* **TASK**: Find and copy each line of the records where the string "response" shows up.

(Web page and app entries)
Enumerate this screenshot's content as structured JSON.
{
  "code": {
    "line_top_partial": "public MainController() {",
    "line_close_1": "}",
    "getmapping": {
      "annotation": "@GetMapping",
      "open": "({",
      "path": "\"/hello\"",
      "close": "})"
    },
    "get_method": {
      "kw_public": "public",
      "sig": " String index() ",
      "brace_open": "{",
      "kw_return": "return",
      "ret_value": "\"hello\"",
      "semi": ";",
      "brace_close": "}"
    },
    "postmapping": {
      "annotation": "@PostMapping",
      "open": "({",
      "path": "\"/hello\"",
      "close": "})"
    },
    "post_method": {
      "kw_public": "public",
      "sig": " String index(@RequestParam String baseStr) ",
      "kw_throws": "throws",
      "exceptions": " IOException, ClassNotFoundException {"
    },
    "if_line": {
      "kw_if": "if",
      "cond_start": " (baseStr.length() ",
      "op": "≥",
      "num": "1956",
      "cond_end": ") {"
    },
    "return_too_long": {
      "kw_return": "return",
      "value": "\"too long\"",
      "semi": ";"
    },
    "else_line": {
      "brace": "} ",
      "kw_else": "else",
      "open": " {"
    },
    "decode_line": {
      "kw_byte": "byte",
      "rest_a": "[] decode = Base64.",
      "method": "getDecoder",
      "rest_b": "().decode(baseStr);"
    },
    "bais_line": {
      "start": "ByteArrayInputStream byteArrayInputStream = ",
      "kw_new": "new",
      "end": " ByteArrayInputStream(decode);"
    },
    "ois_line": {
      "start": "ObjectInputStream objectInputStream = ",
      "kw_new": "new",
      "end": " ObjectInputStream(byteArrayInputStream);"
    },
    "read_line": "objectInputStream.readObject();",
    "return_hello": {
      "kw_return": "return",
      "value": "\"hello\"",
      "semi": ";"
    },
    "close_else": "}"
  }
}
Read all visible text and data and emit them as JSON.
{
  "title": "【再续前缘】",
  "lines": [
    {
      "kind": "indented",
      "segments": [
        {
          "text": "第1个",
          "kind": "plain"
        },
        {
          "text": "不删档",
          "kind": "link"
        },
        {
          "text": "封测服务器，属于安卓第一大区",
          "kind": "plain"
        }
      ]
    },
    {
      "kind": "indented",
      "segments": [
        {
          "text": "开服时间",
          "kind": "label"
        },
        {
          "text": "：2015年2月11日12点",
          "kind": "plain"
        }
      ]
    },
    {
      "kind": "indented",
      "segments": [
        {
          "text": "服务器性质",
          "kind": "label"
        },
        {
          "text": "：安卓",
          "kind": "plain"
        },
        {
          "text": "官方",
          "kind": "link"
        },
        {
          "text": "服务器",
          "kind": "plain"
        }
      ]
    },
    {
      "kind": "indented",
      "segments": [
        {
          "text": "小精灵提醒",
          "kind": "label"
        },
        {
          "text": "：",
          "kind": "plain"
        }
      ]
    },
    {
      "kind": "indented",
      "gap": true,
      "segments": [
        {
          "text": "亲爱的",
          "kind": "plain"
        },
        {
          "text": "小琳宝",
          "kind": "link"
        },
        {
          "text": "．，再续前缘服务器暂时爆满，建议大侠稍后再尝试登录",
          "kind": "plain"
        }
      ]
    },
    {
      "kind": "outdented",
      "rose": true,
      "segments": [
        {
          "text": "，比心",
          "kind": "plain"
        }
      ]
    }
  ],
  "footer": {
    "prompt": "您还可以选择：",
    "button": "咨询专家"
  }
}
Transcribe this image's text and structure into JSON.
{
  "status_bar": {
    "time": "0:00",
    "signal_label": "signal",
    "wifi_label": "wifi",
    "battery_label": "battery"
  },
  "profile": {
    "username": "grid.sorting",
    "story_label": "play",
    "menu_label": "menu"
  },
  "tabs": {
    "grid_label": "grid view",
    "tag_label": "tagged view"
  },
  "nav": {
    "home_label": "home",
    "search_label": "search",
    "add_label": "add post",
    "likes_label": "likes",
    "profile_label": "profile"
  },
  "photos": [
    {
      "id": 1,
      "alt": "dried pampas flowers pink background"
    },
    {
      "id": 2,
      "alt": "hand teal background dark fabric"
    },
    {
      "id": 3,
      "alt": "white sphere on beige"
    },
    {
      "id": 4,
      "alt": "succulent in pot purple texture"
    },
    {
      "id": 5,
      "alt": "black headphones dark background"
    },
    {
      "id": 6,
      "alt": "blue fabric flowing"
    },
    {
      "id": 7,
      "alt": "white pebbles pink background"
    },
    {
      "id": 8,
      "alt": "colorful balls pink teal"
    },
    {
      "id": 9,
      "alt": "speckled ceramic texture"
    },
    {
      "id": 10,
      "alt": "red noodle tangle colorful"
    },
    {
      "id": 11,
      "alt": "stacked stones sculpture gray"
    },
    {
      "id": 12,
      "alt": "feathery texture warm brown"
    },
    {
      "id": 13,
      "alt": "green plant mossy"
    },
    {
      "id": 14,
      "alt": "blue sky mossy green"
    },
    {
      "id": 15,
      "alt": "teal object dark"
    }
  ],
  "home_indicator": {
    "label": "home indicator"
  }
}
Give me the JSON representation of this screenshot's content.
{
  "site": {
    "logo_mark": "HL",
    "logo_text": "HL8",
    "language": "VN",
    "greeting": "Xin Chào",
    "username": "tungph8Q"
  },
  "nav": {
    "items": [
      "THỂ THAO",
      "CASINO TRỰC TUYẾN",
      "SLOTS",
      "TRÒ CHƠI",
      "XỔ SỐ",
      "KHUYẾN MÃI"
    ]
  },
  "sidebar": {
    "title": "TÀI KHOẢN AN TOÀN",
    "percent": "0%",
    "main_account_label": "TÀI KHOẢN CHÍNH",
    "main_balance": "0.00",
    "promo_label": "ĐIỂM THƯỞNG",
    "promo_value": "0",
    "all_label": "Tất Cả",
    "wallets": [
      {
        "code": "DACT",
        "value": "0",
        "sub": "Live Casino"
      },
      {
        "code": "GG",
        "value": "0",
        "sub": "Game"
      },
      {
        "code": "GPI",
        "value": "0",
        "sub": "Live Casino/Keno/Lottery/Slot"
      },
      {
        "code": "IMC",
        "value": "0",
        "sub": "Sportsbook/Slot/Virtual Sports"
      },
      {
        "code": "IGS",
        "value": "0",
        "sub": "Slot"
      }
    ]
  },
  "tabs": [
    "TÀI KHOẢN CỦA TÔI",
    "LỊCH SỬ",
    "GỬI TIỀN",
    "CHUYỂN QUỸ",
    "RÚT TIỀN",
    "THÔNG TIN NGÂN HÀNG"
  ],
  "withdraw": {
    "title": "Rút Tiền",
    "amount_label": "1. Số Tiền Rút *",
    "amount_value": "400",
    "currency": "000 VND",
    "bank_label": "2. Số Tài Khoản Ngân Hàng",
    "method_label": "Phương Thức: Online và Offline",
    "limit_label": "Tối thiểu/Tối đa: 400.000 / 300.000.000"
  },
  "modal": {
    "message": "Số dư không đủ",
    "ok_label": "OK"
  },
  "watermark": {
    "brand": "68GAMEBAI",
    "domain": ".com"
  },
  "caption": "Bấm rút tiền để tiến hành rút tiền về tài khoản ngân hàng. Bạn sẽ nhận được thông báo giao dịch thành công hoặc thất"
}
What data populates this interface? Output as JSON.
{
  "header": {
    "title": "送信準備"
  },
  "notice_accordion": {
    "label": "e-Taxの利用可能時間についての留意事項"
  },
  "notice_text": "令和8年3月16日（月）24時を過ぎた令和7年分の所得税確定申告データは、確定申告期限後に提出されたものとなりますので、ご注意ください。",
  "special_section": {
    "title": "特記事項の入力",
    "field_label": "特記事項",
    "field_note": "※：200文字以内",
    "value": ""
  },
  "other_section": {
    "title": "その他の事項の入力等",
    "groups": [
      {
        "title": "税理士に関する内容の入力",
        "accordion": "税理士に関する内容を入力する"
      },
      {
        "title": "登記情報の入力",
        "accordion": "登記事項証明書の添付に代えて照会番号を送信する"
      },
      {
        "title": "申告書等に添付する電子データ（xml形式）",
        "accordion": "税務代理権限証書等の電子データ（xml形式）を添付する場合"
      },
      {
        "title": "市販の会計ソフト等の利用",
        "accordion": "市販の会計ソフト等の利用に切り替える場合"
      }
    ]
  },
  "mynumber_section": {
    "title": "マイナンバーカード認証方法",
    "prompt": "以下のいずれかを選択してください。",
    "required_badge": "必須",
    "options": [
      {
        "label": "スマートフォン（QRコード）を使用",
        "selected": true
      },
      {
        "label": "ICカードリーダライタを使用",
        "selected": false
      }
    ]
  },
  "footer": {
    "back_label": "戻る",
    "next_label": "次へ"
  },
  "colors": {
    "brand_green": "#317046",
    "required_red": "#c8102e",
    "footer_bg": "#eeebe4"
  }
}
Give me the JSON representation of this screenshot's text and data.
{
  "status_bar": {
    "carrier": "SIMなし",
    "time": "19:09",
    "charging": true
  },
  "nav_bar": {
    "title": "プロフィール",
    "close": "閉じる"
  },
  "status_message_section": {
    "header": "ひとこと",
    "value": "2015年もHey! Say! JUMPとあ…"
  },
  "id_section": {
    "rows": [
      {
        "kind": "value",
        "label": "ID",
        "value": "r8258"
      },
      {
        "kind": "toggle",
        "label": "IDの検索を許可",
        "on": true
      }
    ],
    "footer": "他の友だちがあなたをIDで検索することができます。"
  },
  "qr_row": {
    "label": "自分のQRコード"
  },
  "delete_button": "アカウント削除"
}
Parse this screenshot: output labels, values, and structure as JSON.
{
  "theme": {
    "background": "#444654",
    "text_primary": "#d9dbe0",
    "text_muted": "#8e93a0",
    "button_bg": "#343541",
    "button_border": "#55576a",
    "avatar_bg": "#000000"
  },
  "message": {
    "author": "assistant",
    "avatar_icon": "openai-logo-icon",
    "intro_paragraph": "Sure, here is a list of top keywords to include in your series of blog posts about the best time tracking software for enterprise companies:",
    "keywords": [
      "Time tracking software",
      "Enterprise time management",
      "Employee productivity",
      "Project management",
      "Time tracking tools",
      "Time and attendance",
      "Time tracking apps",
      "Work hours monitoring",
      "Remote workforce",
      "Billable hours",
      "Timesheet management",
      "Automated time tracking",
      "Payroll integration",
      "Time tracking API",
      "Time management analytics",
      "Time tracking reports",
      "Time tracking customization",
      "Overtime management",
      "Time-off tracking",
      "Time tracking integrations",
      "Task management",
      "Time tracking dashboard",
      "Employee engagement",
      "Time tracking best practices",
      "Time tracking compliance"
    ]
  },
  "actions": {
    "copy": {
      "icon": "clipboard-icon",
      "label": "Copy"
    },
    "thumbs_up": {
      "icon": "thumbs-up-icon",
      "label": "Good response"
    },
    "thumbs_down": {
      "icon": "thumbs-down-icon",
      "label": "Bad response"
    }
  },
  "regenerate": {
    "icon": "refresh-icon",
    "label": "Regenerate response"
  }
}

* **SOLUTION**:
      "label": "Good response"
      "label": "Bad response"
    "label": "Regenerate response"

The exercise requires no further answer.